Description of the task>
Search the entries below. Return every line that has "English" in it.

Data to process>
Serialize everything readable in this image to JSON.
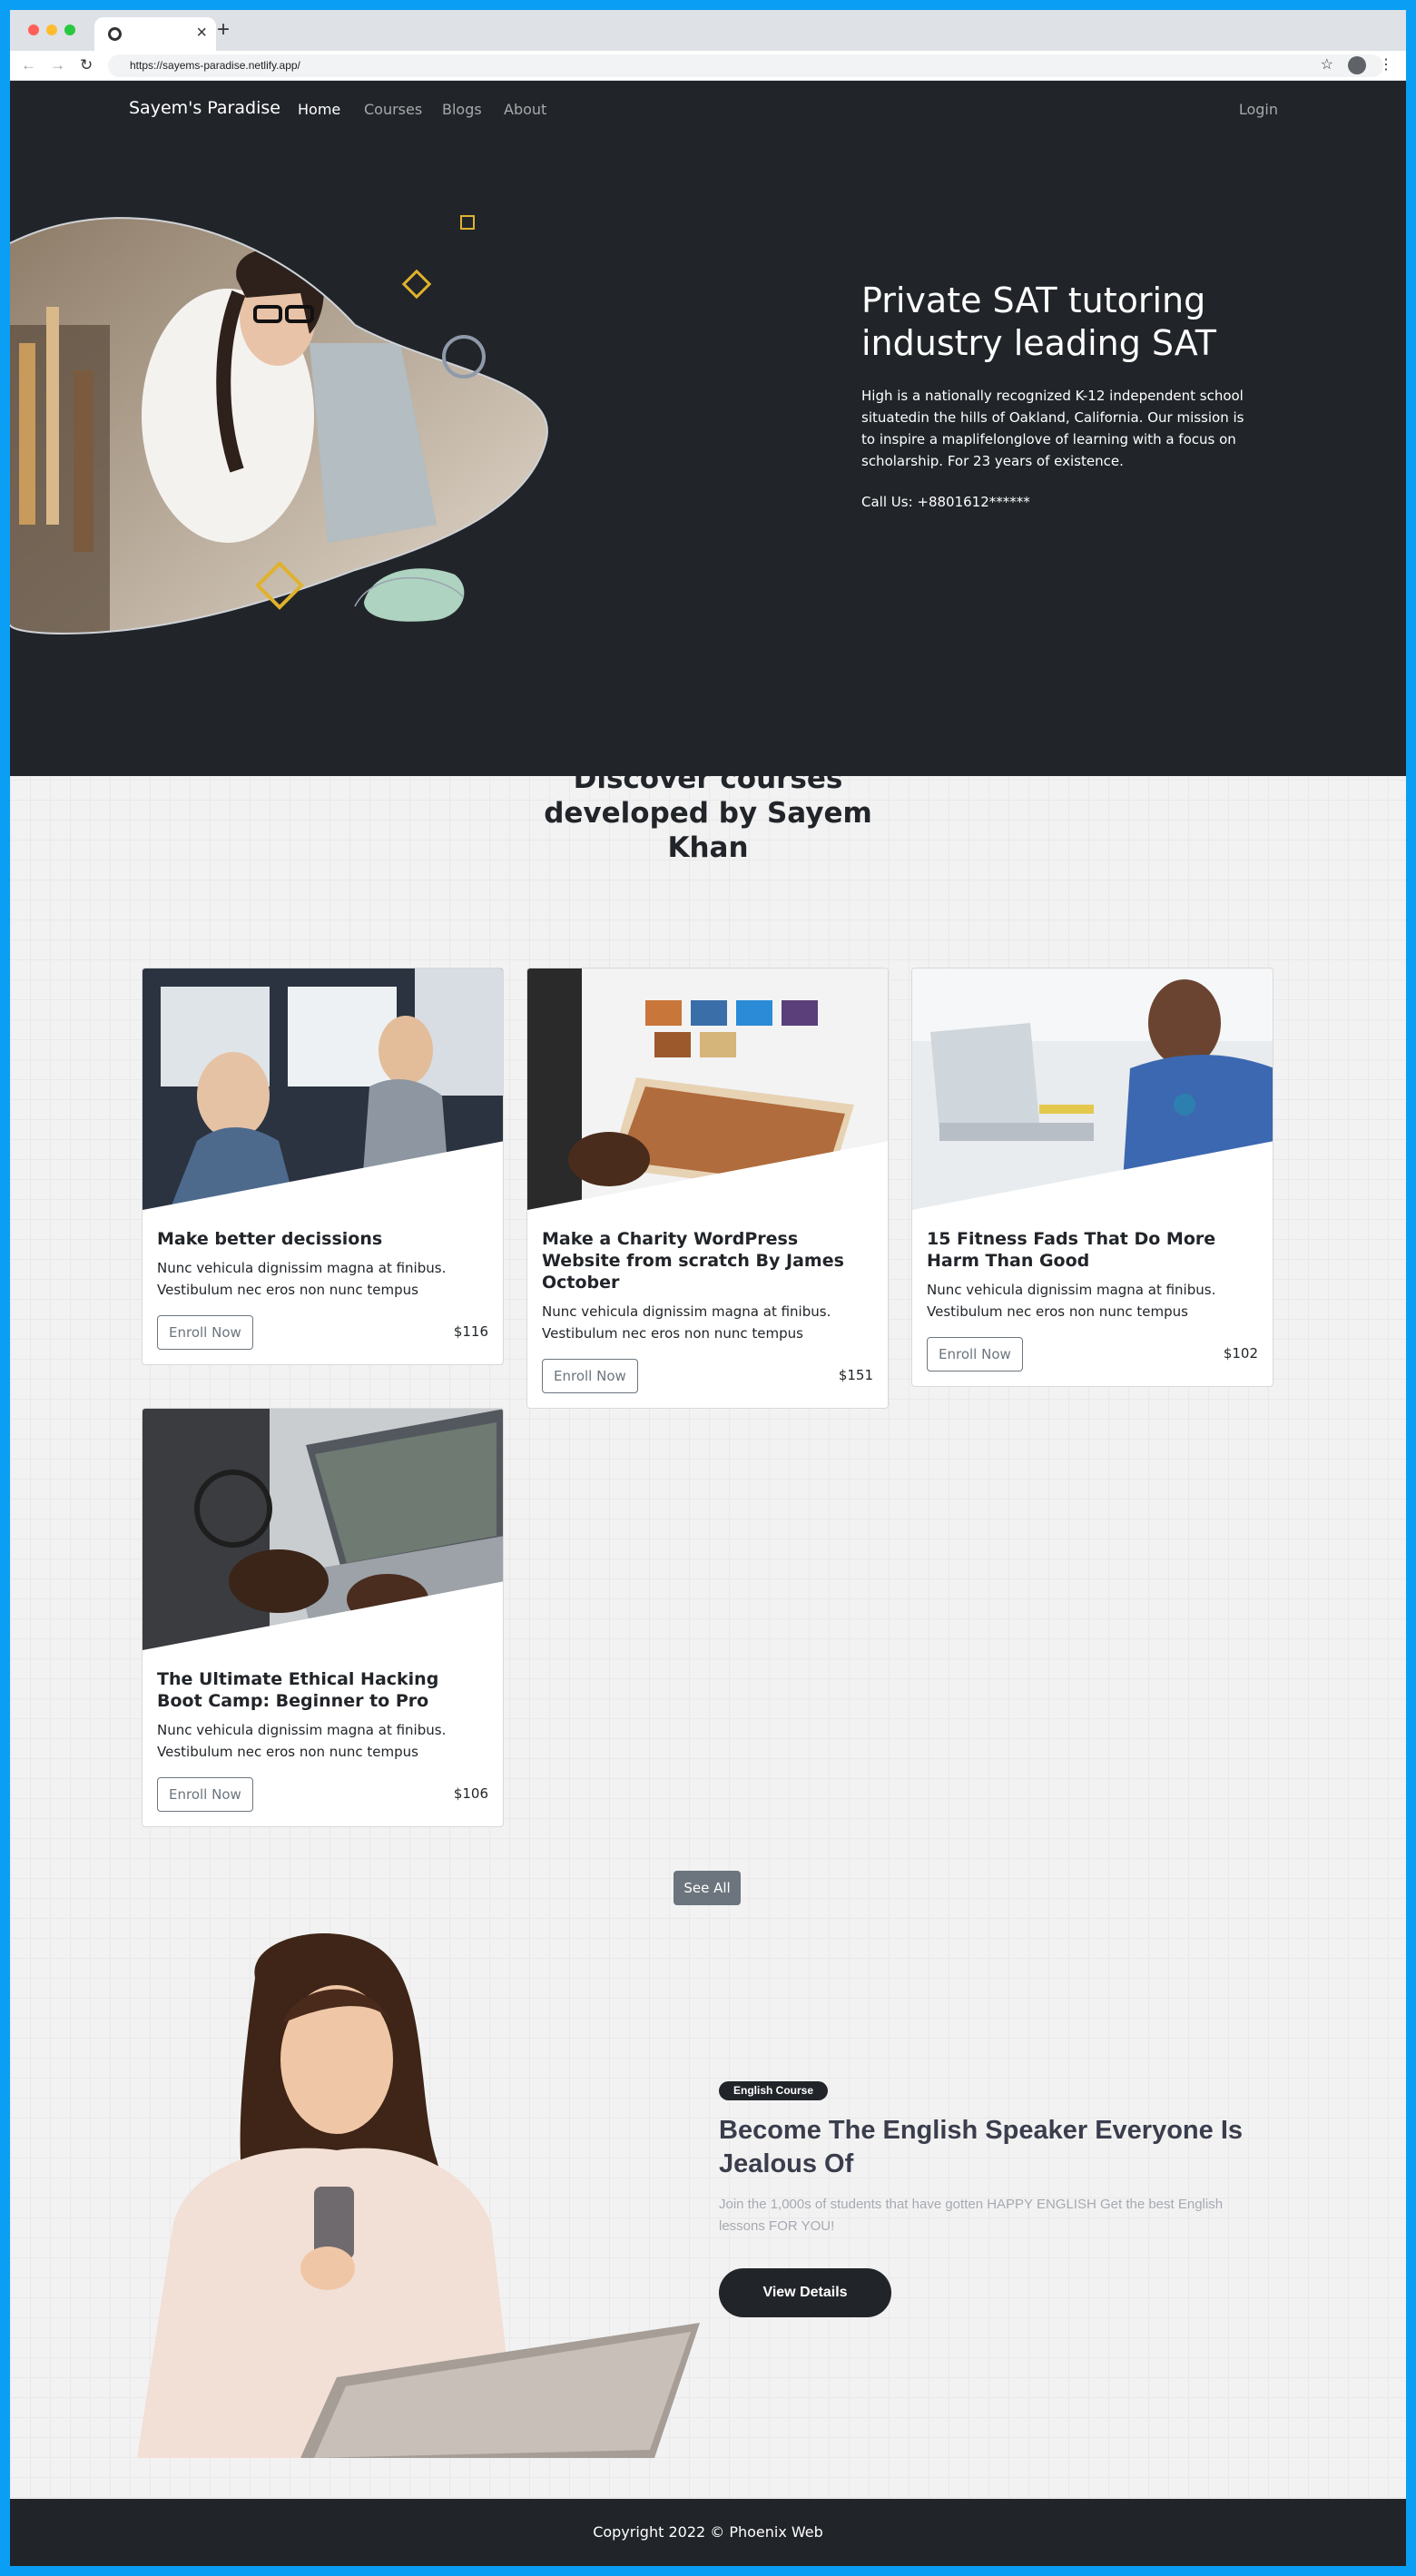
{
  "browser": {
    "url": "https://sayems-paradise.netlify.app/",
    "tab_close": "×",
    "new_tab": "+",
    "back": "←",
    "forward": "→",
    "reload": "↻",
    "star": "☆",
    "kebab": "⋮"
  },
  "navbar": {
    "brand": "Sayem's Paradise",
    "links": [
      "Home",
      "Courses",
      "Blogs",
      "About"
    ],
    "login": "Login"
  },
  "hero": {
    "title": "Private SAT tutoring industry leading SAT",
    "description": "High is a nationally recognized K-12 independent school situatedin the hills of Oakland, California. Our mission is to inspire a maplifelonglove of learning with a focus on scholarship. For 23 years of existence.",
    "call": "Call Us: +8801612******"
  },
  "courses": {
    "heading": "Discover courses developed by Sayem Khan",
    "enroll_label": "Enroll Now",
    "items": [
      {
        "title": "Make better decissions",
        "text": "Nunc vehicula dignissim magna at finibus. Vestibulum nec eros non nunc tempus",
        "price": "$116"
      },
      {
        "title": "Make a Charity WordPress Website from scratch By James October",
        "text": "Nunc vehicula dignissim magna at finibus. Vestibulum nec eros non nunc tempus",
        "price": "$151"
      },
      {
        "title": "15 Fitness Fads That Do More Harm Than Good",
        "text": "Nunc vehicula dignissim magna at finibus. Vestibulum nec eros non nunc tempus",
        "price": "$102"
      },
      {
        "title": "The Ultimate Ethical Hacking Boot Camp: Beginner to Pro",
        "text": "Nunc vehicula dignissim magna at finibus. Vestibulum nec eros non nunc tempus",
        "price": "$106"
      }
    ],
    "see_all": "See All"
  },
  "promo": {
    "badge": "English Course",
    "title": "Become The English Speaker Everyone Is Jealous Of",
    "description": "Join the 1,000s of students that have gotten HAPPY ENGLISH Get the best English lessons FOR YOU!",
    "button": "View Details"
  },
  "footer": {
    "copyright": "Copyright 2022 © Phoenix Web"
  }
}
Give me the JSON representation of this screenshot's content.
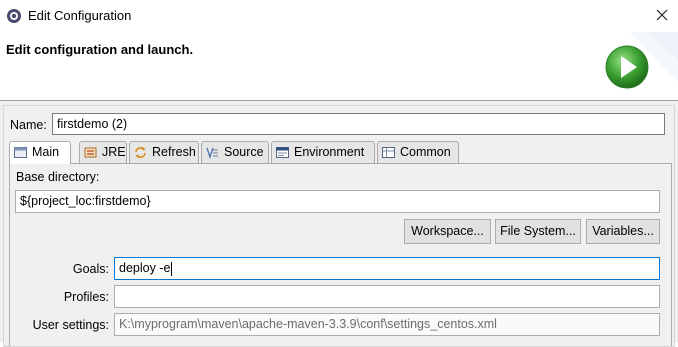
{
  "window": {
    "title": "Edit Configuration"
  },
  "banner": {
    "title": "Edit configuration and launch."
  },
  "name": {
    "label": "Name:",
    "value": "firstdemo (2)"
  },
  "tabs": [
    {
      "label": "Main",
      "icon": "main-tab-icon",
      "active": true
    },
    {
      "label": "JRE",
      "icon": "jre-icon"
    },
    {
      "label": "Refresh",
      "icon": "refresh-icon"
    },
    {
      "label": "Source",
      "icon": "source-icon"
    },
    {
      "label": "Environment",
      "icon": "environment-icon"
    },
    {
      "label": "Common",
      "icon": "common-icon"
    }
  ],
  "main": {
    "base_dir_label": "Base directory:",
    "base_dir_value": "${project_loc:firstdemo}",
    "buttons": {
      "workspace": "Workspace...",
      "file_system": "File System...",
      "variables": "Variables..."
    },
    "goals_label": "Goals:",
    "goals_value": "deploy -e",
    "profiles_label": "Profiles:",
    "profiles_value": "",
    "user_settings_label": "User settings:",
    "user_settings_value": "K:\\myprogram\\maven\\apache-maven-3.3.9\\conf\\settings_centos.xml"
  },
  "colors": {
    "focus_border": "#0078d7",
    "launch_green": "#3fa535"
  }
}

Result for this exercise>
    "badge": "English Course",
    "title": "Become The English Speaker Everyone Is Jealous Of",
    "description": "Join the 1,000s of students that have gotten HAPPY ENGLISH Get the best English lessons FOR YOU!",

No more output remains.